Both the Secretary of State for Trade and Industry's connection with the Paymaster General, Geoffrey Robinson, and sponsors of the Millennium Dome have led to opposition protests. The Tories have already called for Mr Robinson to pay pounds 37m to pensioners who lost money through schemes raided by Robert Maxwell, because of the minister's links to Maxwell companies.
An inquiry by the Department of Trade and Industry into the Maxwell affair is still going on and although Mr Robinson has not been questioned, the Tories believe he should be.
Mr Robinson was chairman of a Maxwell engineering company, Hollis Industries, which went into administration owing pounds 16m to AGB International. AGB in turn went into administration, owing pounds 1.7m to the Maxwell pension funds.
In a letter to the Department of Trade and Industry's Permanent Secretary, Michael Scholar, the Conservative's trade spokesman, John Redwood, demanded to know why Mr Mandelson had not stood aside from the Maxwell inquiry.
"If, as the Secretary of State claims, he was insulated from any involvement or influence in the investigations being conducted by the DTI into the Paymaster General, which minister does have overall responsibility for them?" Mr Redwood asked.
Similar questions have been asked about the sponsors of the Dome.
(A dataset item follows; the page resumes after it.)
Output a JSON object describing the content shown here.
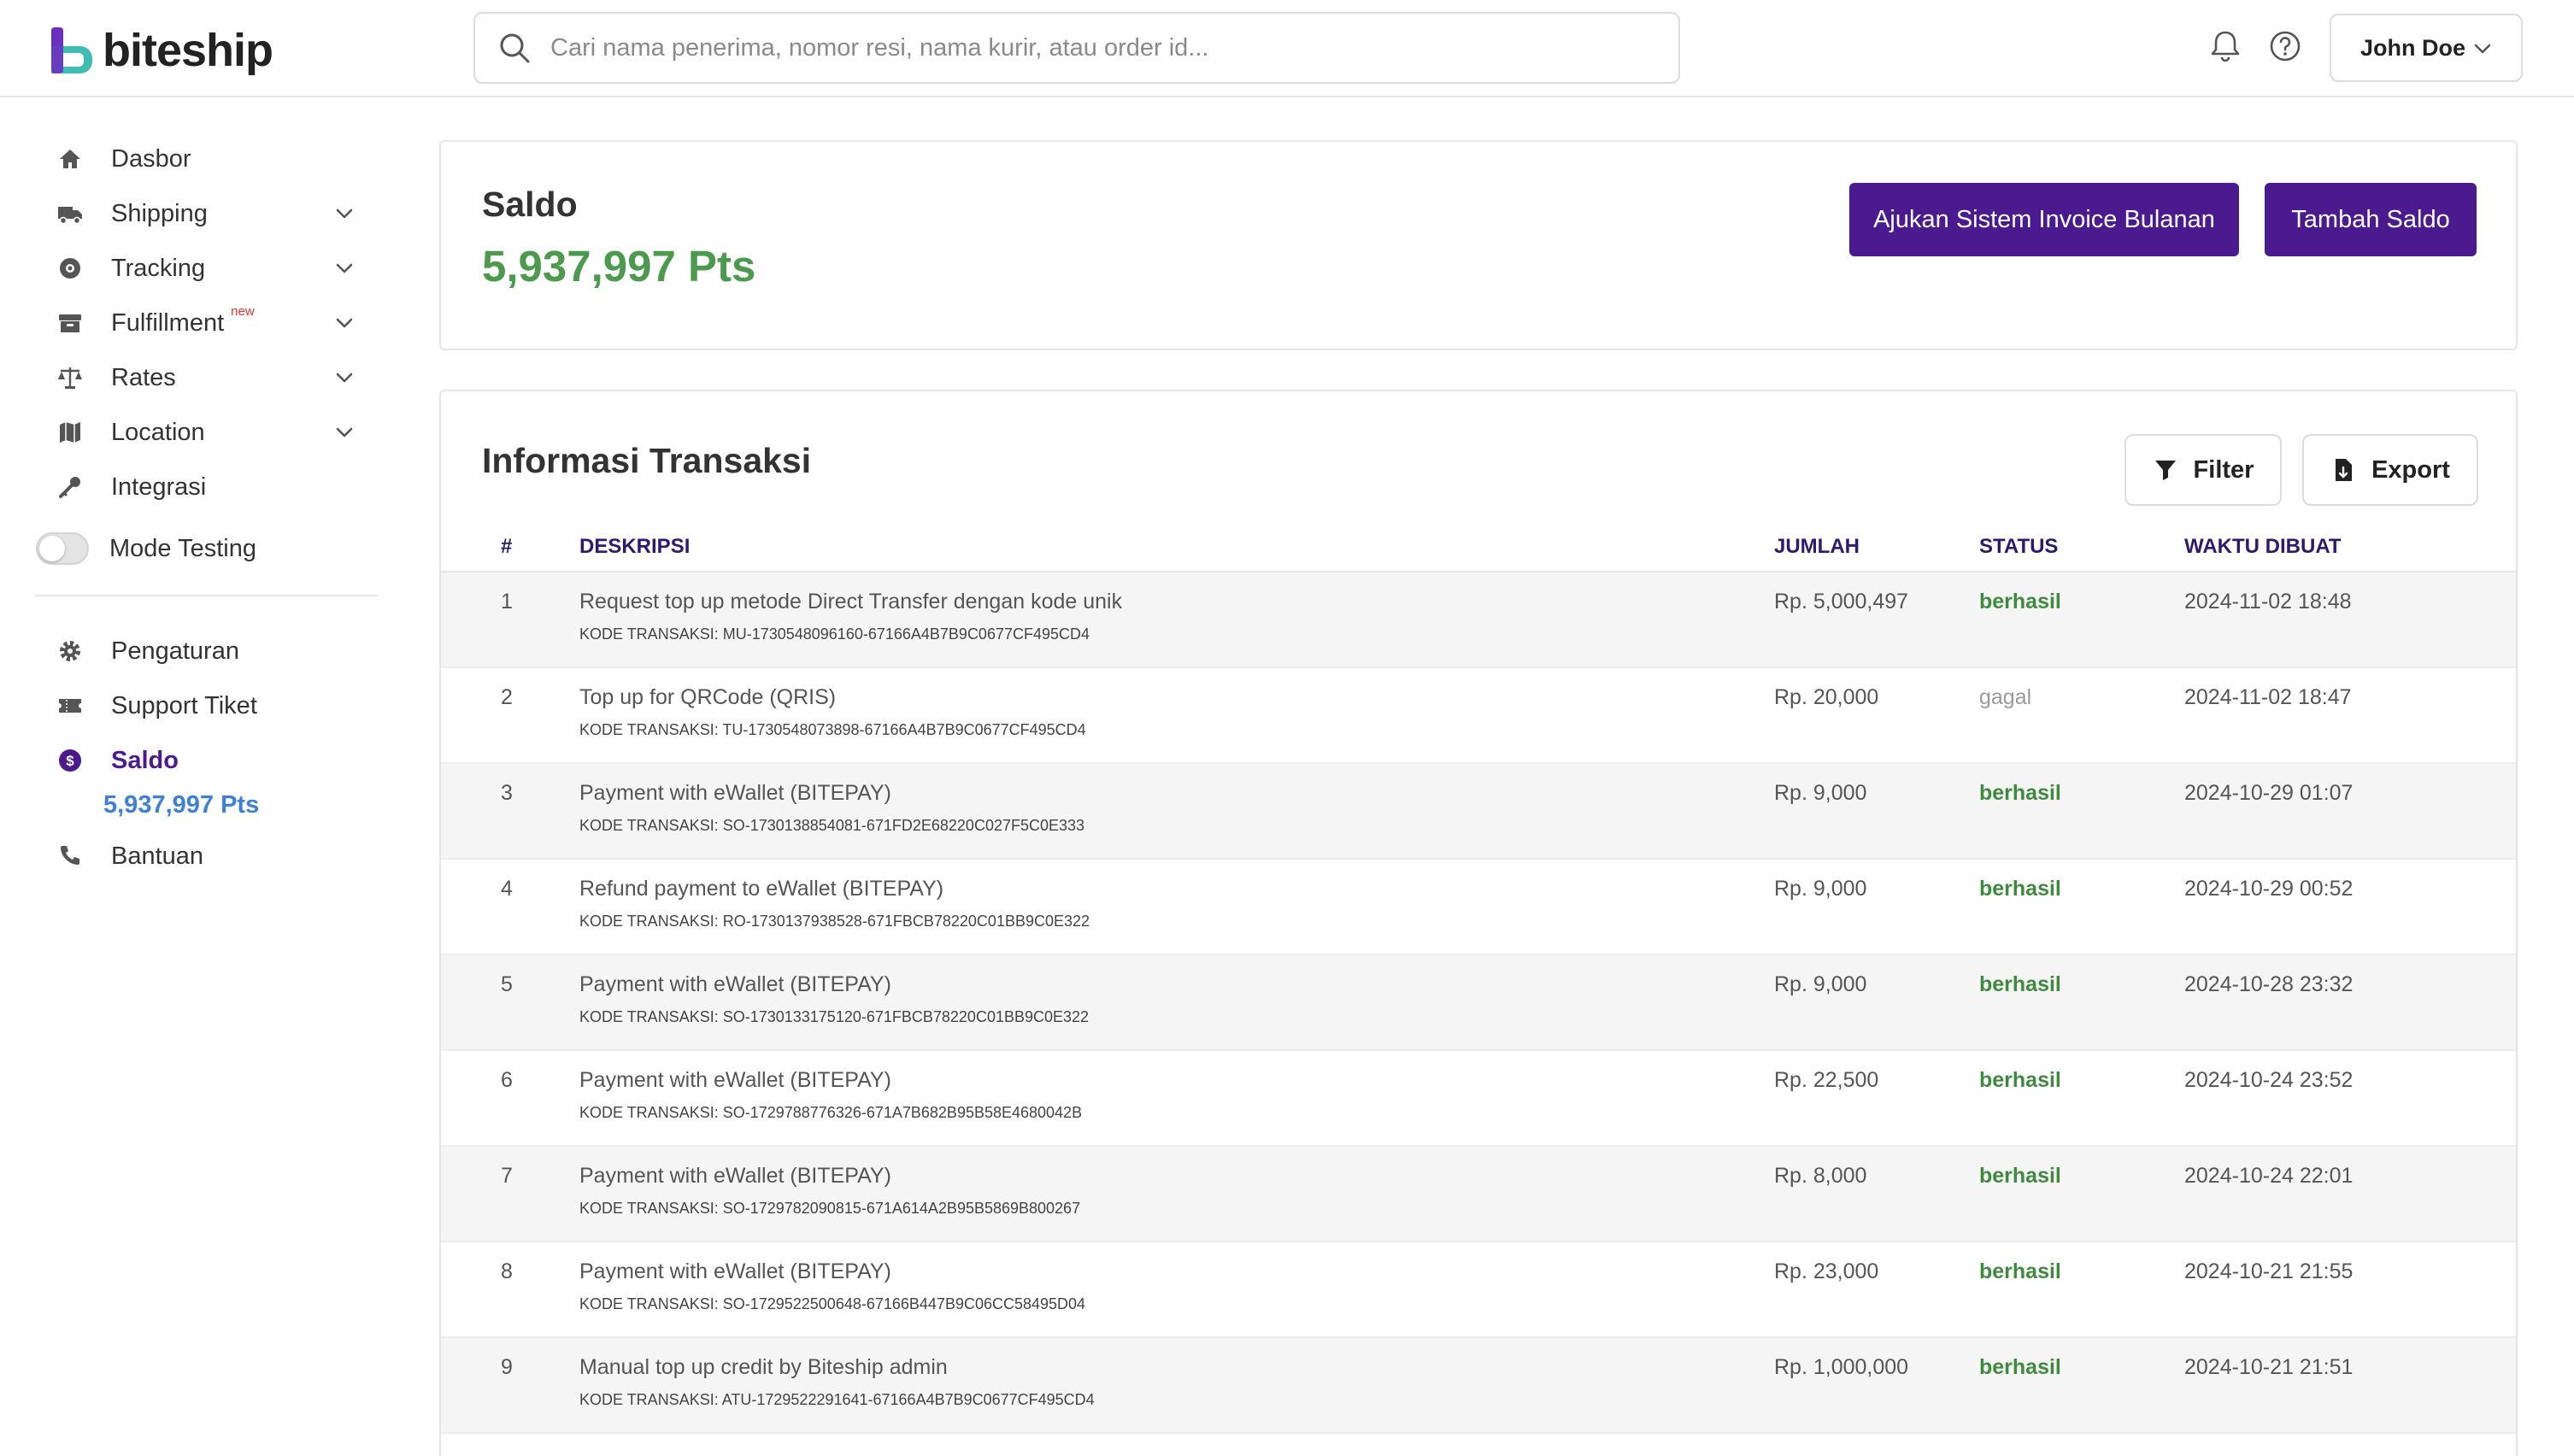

Although Mr Mandelson has publicly distanced himself from the fundraising for the project, he has been reported to be active behind the scenes.
Mr Mandelson has held five meetings recently with British Aerospace and GEC, both of whom are expected to be major Dome sponsors.
Mr Mandelson could also be responsible for a decision on whether to refer a proposed merger between the two companies to the Monopolies and Mergers Commission. Even greater unhappiness within the DTI has been sparked by the British Airways case.
Bob Ayling, the airline's chairman, is also chief executive of the New Millennium Experience Company, which runs the Dome, and a close friend of Mr Mandelson. BA is a major sponsor of the Dome and Mr Mandelson is the sole shareholder in the New Millennium Experience Company.
Mr Mandelson took legal advice on his role in the BA deal, but has not disclosed what position his officials took.
The Independent has been told that DTI officials expressed unhappiness at Mr Mandelson's decision not to step aside from a decision on BA's proposed merger with American Airlines.Reuse content